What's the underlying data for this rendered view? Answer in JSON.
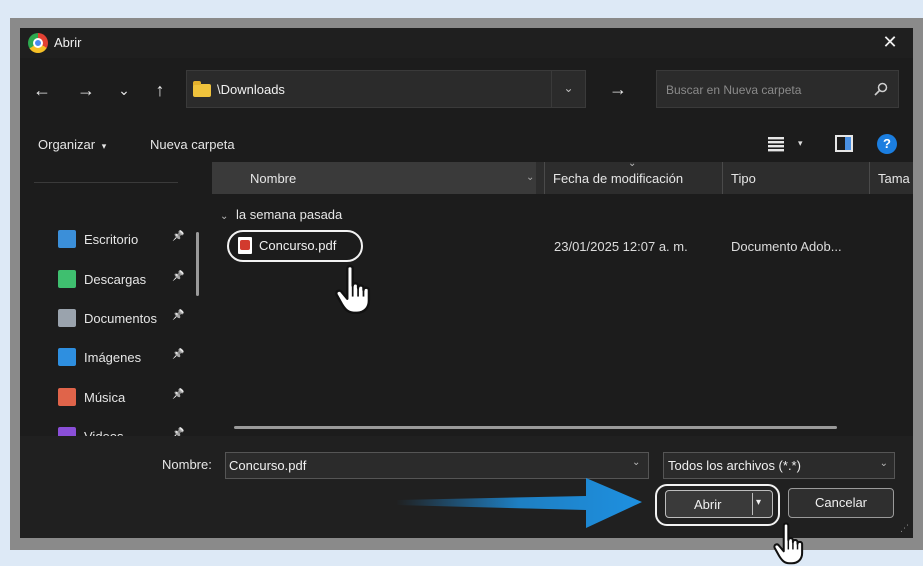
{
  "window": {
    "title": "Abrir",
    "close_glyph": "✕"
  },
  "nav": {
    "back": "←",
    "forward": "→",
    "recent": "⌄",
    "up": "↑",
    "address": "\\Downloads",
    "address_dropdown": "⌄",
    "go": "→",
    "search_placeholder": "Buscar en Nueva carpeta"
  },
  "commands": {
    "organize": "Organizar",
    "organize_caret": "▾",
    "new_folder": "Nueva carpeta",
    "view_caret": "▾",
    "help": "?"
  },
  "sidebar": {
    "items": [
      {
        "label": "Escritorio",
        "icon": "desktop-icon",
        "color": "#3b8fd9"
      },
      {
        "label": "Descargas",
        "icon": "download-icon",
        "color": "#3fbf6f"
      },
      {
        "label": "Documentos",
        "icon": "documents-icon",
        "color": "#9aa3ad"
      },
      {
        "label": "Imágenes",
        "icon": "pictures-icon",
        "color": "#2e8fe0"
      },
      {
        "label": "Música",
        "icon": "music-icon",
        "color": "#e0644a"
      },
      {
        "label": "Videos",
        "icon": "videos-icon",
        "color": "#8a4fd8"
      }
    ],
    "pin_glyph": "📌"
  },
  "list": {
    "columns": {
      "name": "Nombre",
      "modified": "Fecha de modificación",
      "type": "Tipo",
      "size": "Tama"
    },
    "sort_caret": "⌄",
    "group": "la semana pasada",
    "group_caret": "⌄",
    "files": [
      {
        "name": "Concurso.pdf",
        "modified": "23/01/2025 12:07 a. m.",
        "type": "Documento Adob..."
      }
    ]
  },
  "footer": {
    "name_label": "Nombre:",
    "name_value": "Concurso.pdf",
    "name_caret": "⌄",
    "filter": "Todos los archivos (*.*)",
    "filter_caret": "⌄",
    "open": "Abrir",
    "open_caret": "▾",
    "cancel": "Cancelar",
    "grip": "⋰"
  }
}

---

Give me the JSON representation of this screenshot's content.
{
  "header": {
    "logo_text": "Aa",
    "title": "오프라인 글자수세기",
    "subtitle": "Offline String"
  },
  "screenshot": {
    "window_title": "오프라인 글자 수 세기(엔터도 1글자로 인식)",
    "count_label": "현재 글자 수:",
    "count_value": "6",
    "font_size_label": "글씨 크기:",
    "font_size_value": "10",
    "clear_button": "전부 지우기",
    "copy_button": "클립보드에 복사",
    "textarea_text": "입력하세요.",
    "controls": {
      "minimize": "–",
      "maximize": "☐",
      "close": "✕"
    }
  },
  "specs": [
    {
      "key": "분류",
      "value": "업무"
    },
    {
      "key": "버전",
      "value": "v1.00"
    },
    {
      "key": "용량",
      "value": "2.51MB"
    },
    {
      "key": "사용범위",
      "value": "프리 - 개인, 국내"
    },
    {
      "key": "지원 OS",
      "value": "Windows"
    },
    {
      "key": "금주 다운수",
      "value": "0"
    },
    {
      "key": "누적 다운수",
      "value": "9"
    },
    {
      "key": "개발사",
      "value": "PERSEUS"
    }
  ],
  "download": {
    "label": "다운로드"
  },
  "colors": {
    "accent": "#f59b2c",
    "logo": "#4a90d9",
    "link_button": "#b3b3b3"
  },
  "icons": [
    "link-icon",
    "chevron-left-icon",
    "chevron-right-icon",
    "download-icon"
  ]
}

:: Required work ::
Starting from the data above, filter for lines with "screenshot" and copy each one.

:: Answer section ::
Give me the JSON representation of this screenshot's content.
  "screenshot": {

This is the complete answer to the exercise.